--- Data for this exercise Enclosed Below ---

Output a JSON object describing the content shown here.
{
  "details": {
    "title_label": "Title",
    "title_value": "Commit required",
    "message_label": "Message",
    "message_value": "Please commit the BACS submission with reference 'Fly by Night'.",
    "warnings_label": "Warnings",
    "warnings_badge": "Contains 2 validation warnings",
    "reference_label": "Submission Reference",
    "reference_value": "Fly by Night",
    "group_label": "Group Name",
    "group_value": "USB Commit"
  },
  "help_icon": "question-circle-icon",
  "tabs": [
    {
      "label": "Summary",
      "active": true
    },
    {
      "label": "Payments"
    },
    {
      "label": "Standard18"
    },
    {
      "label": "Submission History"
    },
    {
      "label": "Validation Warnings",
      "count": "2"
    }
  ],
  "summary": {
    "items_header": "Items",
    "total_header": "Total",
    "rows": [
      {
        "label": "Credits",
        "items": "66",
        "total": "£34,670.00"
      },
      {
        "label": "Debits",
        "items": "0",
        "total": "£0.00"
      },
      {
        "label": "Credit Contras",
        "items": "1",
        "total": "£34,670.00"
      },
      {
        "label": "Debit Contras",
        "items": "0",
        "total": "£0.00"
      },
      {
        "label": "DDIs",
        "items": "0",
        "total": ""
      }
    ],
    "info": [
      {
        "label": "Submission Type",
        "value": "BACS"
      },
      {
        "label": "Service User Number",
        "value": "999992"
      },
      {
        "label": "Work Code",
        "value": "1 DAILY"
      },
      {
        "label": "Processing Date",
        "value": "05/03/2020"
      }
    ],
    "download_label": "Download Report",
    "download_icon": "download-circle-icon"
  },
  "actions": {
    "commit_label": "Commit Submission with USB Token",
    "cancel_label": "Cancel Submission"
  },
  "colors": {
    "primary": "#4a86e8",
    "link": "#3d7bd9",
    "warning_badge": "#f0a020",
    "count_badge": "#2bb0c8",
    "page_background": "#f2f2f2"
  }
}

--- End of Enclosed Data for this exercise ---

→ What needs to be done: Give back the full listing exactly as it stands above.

→ Answer:
Output a JSON object describing the content shown here.
{
  "details": {
    "title_label": "Title",
    "title_value": "Commit required",
    "message_label": "Message",
    "message_value": "Please commit the BACS submission with reference 'Fly by Night'.",
    "warnings_label": "Warnings",
    "warnings_badge": "Contains 2 validation warnings",
    "reference_label": "Submission Reference",
    "reference_value": "Fly by Night",
    "group_label": "Group Name",
    "group_value": "USB Commit"
  },
  "help_icon": "question-circle-icon",
  "tabs": [
    {
      "label": "Summary",
      "active": true
    },
    {
      "label": "Payments"
    },
    {
      "label": "Standard18"
    },
    {
      "label": "Submission History"
    },
    {
      "label": "Validation Warnings",
      "count": "2"
    }
  ],
  "summary": {
    "items_header": "Items",
    "total_header": "Total",
    "rows": [
      {
        "label": "Credits",
        "items": "66",
        "total": "£34,670.00"
      },
      {
        "label": "Debits",
        "items": "0",
        "total": "£0.00"
      },
      {
        "label": "Credit Contras",
        "items": "1",
        "total": "£34,670.00"
      },
      {
        "label": "Debit Contras",
        "items": "0",
        "total": "£0.00"
      },
      {
        "label": "DDIs",
        "items": "0",
        "total": ""
      }
    ],
    "info": [
      {
        "label": "Submission Type",
        "value": "BACS"
      },
      {
        "label": "Service User Number",
        "value": "999992"
      },
      {
        "label": "Work Code",
        "value": "1 DAILY"
      },
      {
        "label": "Processing Date",
        "value": "05/03/2020"
      }
    ],
    "download_label": "Download Report",
    "download_icon": "download-circle-icon"
  },
  "actions": {
    "commit_label": "Commit Submission with USB Token",
    "cancel_label": "Cancel Submission"
  },
  "colors": {
    "primary": "#4a86e8",
    "link": "#3d7bd9",
    "warning_badge": "#f0a020",
    "count_badge": "#2bb0c8",
    "page_background": "#f2f2f2"
  }
}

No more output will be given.